■ Exercise brief ■
Every record must come back exactly as given.

START Recorded data

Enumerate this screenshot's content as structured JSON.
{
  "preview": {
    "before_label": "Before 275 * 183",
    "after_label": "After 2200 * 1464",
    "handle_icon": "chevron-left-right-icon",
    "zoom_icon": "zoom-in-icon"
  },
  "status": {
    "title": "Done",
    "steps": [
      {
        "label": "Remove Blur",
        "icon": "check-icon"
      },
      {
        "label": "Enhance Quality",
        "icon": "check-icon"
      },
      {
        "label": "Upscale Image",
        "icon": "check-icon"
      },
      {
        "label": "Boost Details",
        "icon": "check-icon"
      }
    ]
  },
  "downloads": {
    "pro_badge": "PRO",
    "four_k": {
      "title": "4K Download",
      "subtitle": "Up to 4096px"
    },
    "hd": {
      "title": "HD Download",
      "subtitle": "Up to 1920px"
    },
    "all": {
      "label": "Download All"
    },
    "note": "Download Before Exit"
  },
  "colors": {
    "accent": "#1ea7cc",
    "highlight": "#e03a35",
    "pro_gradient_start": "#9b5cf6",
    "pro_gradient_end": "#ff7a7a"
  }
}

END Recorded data

■ Exercise result ■
Enumerate this screenshot's content as structured JSON.
{
  "preview": {
    "before_label": "Before 275 * 183",
    "after_label": "After 2200 * 1464",
    "handle_icon": "chevron-left-right-icon",
    "zoom_icon": "zoom-in-icon"
  },
  "status": {
    "title": "Done",
    "steps": [
      {
        "label": "Remove Blur",
        "icon": "check-icon"
      },
      {
        "label": "Enhance Quality",
        "icon": "check-icon"
      },
      {
        "label": "Upscale Image",
        "icon": "check-icon"
      },
      {
        "label": "Boost Details",
        "icon": "check-icon"
      }
    ]
  },
  "downloads": {
    "pro_badge": "PRO",
    "four_k": {
      "title": "4K Download",
      "subtitle": "Up to 4096px"
    },
    "hd": {
      "title": "HD Download",
      "subtitle": "Up to 1920px"
    },
    "all": {
      "label": "Download All"
    },
    "note": "Download Before Exit"
  },
  "colors": {
    "accent": "#1ea7cc",
    "highlight": "#e03a35",
    "pro_gradient_start": "#9b5cf6",
    "pro_gradient_end": "#ff7a7a"
  }
}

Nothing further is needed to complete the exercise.